* **Exercise directions**: In the records below, find each line containing the word "subtitle" and copy it.

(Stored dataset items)
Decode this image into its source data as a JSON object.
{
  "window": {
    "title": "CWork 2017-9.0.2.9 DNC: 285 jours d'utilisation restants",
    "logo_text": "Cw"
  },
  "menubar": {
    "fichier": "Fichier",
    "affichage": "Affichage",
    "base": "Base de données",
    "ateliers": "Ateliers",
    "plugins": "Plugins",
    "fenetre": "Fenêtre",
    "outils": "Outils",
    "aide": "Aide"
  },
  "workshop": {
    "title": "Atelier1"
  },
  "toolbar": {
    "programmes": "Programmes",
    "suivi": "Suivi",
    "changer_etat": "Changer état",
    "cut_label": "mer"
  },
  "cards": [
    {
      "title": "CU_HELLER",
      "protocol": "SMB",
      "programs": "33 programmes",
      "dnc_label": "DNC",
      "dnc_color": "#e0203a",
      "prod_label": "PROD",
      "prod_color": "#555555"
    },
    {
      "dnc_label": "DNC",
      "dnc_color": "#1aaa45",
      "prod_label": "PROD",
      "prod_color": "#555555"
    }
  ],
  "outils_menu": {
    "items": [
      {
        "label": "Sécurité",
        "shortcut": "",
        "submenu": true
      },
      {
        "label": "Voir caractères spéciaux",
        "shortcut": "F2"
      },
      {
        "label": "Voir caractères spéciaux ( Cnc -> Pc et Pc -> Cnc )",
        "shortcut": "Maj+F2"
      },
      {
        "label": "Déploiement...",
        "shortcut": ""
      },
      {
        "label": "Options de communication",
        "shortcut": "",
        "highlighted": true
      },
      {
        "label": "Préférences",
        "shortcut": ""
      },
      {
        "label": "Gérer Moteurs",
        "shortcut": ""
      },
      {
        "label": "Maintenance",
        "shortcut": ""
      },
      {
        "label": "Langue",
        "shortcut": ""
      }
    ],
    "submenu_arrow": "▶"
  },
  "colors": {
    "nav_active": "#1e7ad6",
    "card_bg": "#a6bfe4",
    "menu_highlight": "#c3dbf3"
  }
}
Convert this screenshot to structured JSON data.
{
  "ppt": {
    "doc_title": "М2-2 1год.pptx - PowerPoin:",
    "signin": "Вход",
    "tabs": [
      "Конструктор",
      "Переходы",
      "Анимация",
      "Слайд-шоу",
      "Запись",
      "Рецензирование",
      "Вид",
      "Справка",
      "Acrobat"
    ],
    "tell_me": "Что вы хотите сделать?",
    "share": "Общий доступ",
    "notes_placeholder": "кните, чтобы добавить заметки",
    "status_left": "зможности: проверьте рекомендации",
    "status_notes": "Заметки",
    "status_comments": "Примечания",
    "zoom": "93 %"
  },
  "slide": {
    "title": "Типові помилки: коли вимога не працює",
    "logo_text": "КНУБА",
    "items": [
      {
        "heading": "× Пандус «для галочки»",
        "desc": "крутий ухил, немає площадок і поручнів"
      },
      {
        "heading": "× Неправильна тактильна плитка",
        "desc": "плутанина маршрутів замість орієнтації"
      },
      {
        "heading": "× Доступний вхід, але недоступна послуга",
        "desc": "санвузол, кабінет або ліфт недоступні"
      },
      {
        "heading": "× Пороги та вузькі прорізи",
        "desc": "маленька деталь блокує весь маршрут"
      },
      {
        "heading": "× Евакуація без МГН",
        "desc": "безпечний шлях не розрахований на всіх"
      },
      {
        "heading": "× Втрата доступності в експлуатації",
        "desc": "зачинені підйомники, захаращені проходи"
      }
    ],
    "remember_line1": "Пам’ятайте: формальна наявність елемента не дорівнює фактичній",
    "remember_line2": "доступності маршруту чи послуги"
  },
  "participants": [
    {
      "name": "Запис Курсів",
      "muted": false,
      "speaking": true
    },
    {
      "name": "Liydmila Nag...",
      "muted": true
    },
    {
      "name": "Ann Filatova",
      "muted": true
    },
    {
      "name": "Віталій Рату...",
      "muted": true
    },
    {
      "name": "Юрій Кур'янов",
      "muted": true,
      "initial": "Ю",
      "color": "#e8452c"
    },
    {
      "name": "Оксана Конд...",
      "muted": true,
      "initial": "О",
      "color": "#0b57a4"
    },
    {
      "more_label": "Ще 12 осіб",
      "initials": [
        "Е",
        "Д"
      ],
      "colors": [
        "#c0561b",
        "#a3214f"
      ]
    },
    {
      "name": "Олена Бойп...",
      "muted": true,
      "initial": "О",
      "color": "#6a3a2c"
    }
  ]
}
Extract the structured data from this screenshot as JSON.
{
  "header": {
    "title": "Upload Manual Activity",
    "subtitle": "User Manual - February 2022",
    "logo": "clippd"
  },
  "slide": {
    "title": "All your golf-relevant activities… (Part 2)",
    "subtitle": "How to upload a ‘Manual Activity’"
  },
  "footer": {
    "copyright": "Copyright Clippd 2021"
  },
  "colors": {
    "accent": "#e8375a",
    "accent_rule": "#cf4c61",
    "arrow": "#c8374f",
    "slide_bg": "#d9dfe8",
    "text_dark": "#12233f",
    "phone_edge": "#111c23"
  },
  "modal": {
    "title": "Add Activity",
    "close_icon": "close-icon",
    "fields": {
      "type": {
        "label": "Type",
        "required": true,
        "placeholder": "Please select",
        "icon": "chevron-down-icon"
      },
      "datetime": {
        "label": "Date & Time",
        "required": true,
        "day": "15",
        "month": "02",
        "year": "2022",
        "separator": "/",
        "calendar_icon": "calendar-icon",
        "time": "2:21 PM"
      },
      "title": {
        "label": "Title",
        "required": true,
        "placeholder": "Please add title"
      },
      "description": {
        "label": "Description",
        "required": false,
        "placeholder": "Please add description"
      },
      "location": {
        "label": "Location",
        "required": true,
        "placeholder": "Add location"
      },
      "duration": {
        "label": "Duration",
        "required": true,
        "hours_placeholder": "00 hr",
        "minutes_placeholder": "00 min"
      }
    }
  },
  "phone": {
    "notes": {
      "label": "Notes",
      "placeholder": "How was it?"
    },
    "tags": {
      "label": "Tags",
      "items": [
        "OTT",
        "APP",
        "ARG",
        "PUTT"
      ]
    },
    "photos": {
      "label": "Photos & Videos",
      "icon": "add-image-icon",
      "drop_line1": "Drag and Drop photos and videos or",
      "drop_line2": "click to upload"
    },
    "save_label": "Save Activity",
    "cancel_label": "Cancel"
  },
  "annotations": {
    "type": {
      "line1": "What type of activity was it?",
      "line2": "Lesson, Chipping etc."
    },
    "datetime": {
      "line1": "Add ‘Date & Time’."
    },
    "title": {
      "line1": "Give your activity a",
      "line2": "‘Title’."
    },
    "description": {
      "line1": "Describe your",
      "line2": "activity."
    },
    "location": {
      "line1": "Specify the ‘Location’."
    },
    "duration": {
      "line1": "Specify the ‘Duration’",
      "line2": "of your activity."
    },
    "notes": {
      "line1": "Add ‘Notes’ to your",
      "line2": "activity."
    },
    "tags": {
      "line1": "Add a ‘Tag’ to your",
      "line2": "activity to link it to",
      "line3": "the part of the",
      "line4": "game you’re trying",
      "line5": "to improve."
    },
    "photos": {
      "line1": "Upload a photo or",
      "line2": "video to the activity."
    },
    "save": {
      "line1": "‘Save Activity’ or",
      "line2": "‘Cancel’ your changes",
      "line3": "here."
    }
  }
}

* **Result of the task**:
    "subtitle": "User Manual - February 2022",
    "subtitle": "How to upload a ‘Manual Activity’"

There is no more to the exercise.